Record Type: Non-Journal
Publication Date: 1992-Sep
Pages: 73
Abstractor: N/A
Reference Count: N/A
Investing in the Future: Child Care Financing Options for the Public and Private Sectors.
Eichman, Caroline; And Others
Sweeping changes in the economy, the makeup of the labor force, and family structure have altered both the family and the workplace, and have changed the way society must respond to family needs. The supply of child care is inadequate to meet families' child care needs, and many parents cannot afford to pay the full fees for child care. Public officials and corporate leaders have begun to look for ways to expand and improve child care in order to improve the quality of life in their communities and to serve the needs of their employees.

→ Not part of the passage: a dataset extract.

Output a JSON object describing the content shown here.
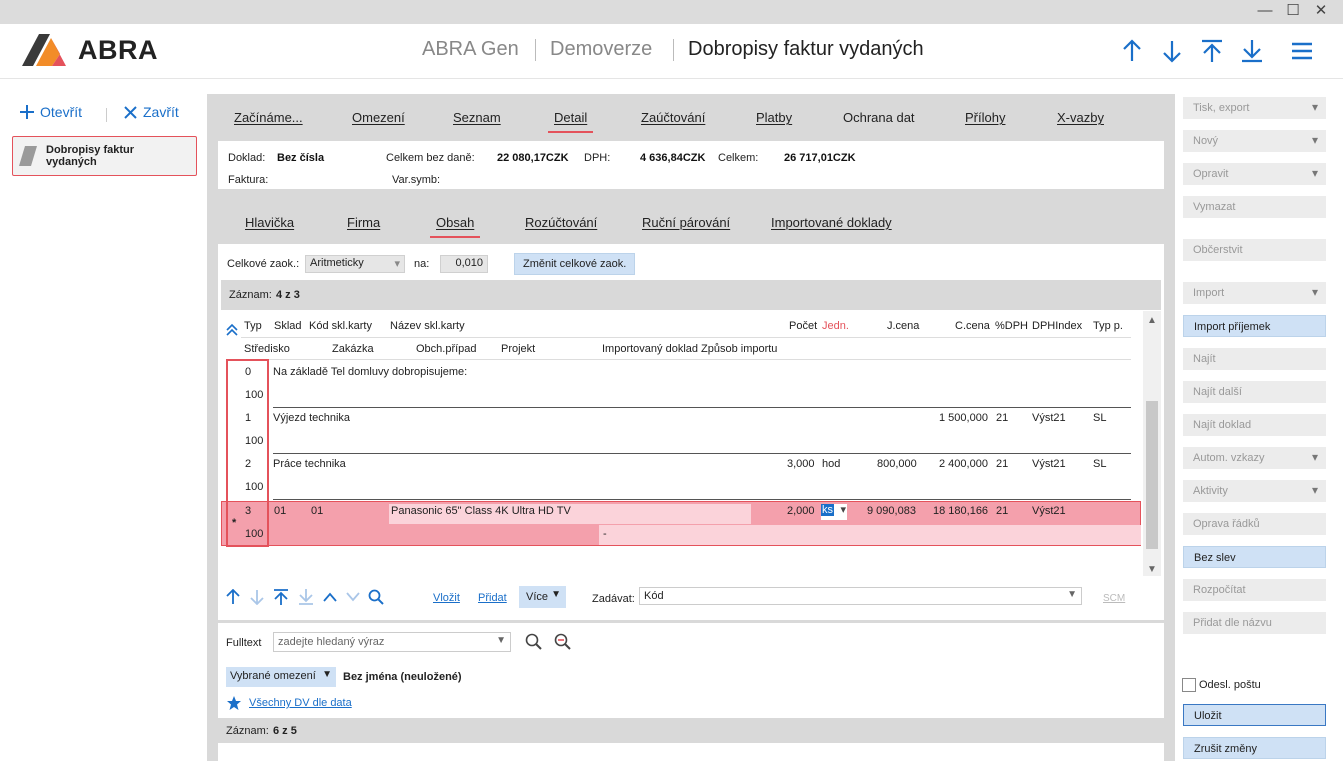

Barriers to financing child care include: (1) inability of providers to secure long-term financing; (2) inflexible underwriting standards; and (3) banks' aversion to making small loans. Options for public funding of child care include state-, local-, and community-based initiatives that involve grants and loans, bonds, and employer tax credits; and initiatives, such as linkage ordinances and zoning bonuses, that target real estate developers. Options for private sector funding of child care include initiatives that involve bank loans, community development corporations, investment funds, pension fund investments, and employer funds and partnerships. Programs that exemplify the public and private initiatives are described. Appendices list major federal programs that impact child care and provide additional information on alternative financing mechanisms. A list of 18 references is provided. (SM)
Child Care Action Campaign, 330 Seventh Avenue, 17th Floor, New York, NY 10001 (CCAC members, $15; non-members, $25).
Publication Type: Reports - General; Opinion Papers
Education Level: N/A
Audience: N/A
Language: English
Sponsor: National Education Association, Washington, DC.
Authoring Institution: Child Care Action Campaign, New York, NY.; Center for Policy Alternatives, Washington, DC.